It was then that she saw it. A figure in the dark, its face just as black as she remembered. It sat on the parapet, its head slightly tilted to one side. Before she knew it Rehnoor had begun walking towards it. Like a sculpture, it sat rooted to its spot. Her lack of trepidation surprised her as she continued walking towards the monkey. The pitch black night seemed to have thrown a blanket over her anxiety and reason. In the back of her mind, she registered an increasing uproar downstairs over her absence. Her breath grew ragged, as she stood right in front of the monkey. The din from downstairs rang in sharp contrast with the stillness on the terrace. Rehnoor could feel her pulse racing everywhere in her body as she bent her knees and came face to face with the monkey. It tilted its head the other way, not budging an inch.

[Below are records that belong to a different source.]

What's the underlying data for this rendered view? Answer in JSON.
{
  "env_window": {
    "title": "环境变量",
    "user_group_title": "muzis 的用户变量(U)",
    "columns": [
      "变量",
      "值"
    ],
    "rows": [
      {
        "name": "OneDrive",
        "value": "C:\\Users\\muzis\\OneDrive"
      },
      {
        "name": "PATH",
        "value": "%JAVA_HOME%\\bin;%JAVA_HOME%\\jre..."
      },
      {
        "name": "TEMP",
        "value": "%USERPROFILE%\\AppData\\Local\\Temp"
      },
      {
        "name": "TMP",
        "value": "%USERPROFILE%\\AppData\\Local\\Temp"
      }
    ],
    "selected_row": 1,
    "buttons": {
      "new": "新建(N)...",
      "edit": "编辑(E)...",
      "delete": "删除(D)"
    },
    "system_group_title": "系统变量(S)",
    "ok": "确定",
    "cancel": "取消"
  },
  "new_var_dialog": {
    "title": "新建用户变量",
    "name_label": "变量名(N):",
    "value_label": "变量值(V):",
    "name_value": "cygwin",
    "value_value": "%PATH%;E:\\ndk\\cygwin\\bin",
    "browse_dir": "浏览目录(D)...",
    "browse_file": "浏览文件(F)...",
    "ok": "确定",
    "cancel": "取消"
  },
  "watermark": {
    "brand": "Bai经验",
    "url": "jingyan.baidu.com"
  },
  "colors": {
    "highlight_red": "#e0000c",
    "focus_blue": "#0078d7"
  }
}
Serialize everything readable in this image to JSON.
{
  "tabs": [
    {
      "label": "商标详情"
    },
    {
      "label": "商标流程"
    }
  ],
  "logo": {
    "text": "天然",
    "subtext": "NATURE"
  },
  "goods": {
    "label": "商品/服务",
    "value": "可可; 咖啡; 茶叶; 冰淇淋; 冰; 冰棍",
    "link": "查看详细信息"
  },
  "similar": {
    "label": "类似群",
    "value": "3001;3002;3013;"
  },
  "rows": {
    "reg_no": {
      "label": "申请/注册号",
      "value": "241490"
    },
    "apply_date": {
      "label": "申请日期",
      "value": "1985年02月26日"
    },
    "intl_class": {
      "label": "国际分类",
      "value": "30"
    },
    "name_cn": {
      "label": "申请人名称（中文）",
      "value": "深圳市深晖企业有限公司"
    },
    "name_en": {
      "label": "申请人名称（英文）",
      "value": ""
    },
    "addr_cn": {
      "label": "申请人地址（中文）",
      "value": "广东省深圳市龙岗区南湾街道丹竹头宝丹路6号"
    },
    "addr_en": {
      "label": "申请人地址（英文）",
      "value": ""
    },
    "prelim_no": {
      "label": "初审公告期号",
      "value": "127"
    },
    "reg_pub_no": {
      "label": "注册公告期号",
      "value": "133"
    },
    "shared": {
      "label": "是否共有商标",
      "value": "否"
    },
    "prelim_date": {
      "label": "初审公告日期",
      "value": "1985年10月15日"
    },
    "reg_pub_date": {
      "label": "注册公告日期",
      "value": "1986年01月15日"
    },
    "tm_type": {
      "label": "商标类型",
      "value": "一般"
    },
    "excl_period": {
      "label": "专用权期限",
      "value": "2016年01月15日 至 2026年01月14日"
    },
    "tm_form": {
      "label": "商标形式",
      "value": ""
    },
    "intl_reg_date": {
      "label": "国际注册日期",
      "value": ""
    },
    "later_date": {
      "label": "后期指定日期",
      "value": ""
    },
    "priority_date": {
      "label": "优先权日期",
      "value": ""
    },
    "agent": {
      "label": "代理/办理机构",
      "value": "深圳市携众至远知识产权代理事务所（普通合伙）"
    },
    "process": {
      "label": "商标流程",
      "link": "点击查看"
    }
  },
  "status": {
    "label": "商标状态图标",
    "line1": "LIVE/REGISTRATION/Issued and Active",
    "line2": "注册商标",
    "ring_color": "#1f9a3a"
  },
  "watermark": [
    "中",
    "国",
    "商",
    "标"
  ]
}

Inhaling what felt like her last breath of air, Rehnoor closed her eyes and leant forward. Her lips brushed against the monkey’s for the smallest unit of time.
The terrace door blew open. Within a blink of Rehnoor’s eyes, the monkey seemed to have vanished completely. Lights were switched on.
Somehow finding Rehnoor safe made her family noisier than before. An ocean of arms reached out to touch her, because seeing her alright wasn’t good enough. Holding both her hands, an entire procession brought her downstairs to her room again. Only after being made to swear about a dozen times that she wouldn’t go anywhere alone, was she allowed to sleep, in the company of the night-bodyguards (two young aunts).
The creature had stolen the fantasy of her first kiss. But come what may, Rehnoor had reclaimed it in the dark of the night. Her first kiss was still hers to give to whom she liked, or so she believed, smiling herself to sleep.
[i] Kaka is the Hindi equivalent of uncle
[ii] Kaki is the Hindi equivalent of aunt
[iii] Langurs are the most widespread species of monkeys in the Indian subcontinent. Their scientific name is Colobinae
[iv] Dharamshala is a rest house, especially for travellers.